There are plenty of options when it comes to your individual financial strategy, but one choice you may not have considered is a mortgage refinance.
What is a mortgage refinance? It's simply replacing your current home loan with one that has better terms while enabling you to get the cash from the equity you've built in your home. Here's a closer look:
The process of refinancing your home loan begins with determining your goal, i.e., the reason for your mortgage refinance. In most cases, your goal will be to shorten your current loan term while lowering your interest rate.
Your next steps include learning your current credit score - the better your score, the better your refinance interest rate - and researching your home's current value. Once you have these numbers, you can begin shopping for the best mortgage rate while also calculating "all-in" costs such as application and appraisal fees, gathering necessary paperwork such as bank statements, and, finally, locking in your new rate.
Note: Refinancing your home loan is not the same as a second mortgage. While refinancing gives you an entirely new mortgage, a second mortgage gives you money from your home equity.
There are a variety of benefits to refinancing your mortgage, including lowering your interest rate, decreasing your payoff time, getting cash from your equity, consolidating debt, paying off credit cards, money to be used for home improvement, and more.

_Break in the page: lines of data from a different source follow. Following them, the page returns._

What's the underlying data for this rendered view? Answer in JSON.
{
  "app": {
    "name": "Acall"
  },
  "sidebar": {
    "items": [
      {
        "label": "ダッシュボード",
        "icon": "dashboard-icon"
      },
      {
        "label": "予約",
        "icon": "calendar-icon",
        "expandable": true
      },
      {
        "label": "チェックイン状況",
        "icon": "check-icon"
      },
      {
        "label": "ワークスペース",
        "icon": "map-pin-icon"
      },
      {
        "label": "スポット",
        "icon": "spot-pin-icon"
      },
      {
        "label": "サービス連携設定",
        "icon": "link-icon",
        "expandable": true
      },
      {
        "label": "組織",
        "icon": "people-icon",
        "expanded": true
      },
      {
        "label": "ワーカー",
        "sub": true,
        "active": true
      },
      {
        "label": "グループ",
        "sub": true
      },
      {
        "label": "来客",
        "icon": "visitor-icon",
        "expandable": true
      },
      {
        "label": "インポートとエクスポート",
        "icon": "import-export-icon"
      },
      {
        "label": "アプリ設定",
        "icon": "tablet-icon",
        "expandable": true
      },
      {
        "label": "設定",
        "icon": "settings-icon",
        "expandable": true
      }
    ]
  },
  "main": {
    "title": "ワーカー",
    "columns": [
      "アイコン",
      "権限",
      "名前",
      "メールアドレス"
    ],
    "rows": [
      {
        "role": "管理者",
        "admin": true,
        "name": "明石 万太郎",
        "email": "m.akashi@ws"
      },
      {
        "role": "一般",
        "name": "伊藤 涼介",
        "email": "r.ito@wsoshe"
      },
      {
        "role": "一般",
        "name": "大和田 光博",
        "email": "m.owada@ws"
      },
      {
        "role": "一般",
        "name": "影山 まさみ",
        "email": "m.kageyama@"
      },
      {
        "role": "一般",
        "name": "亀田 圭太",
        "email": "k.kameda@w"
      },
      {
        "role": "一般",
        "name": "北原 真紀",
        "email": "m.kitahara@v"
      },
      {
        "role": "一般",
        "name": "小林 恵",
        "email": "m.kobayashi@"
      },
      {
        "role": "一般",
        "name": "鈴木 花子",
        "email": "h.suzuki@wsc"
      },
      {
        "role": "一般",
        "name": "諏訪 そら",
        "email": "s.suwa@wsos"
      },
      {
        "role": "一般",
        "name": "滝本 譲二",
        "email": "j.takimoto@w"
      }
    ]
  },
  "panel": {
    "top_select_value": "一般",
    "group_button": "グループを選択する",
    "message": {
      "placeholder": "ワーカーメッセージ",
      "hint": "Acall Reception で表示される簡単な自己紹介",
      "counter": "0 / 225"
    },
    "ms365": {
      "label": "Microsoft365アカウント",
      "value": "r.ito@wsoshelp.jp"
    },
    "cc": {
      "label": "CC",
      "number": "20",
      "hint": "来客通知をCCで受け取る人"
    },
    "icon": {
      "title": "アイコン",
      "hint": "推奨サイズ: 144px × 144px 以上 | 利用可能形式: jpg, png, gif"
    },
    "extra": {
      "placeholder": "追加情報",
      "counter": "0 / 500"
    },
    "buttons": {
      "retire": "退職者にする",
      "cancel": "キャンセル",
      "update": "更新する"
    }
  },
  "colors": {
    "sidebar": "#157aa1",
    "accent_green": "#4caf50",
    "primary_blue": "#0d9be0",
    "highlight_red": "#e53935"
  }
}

Lowering your home loan interest rate also means reducing your monthly house payment. A lower monthly payment can leave extra cash for a long list of things - including home improvements, investing into a retirement or education fund, "extras" such as new clothes, etc. Even an interest reduction rate of one-half percent can make a noticeable difference in your monthly payment.
Your mortgage refinance may involve shortening the term of your loan. Monthly payments will rise, but the interest you save over the life of the loan is significant. The extra money you pay for a shorter term enables you to build equity more quickly.
Money used from a cash-out refinance can be used to pay off bills such as credit cards. The interest you pay monthly may be tax deductible.
Interest rates are always fluctuating and many people use a mortgage refinance to switch from an adjustable rate mortgage to a fixed-rate mortgage in which the interest rate is locked in for the term of the loan. Fixed-rate 30- and 15-year loans are common, although other loan terms are available.
You may decide to refinance to access the equity you've built up in your home over the years. This money can be used to consolidate debts, retirement planning, home improvements, and more.
There are many benefits to a home refinance loan, and the professionals at the Sovereign Lending Group will help you find the refinancing option that best suits your needs.